The most innocuous reason for tongue pain is very simple and very common. Accidentally biting the tongue is extremely painful, both at the time the tongue is actually bitten and for some time afterward. As the tongue heals, the soreness will begin to subside. Using an oral rinse to keep the mouth clean will help facilitate the healing process.
Smoking can cause a great many health issues, including the development of a sore tongue. Over time, smoking will make the tongue more sensitive and thus make it easier to be negatively impacted by hot and cold beverages or register a heightened response to any type of oral disease. Choosing to stop smoking will help to reverse the sensitivity and soreness as well as be good for the rest of the body.
Various types of gum disease may lead to a tongue that is inflamed and sore. Gingivitis is one example. The presence of a canker sore or tongue tumor may also develop due to poor oral health. Often, these conditions will require treatment with antibiotics and testing to ensure that the tumor is not malignant in order to correct the core problem. From that point forward, engaging in a consistent regimen of proper dental care will help to minimize the chances of a recurring situation.
Not every cause of soreness in the tongue is found in the mouth. Ailments that compromise other organs in the body can indirectly lead to problems with the tongue. Angina can cause pains all over the body, including the tongue. Emotional imbalances such as depression and anxiety can trigger aches and pains throughout the body, with the tongue possibly becoming dry and sensitive. This type of referred pain is not uncommon at all, and will usually disappear as the originating ailment is diagnosed and treatment begins.

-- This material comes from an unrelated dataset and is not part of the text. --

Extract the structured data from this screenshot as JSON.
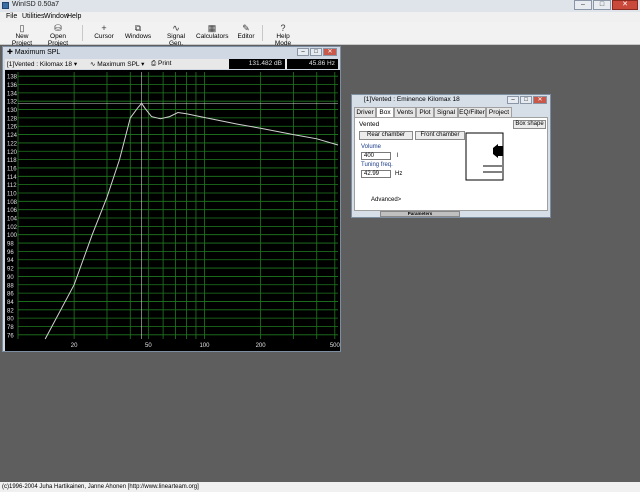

While a sore tongue may or may not be a sign of something serious, it is always a good idea to see a dentist when there is no apparent cause for the soreness. Developing and maintaining good dental health habits will go a long way toward preventing some of the causes, as well as making it easier to diagnose some of the more serious reasons for the soreness.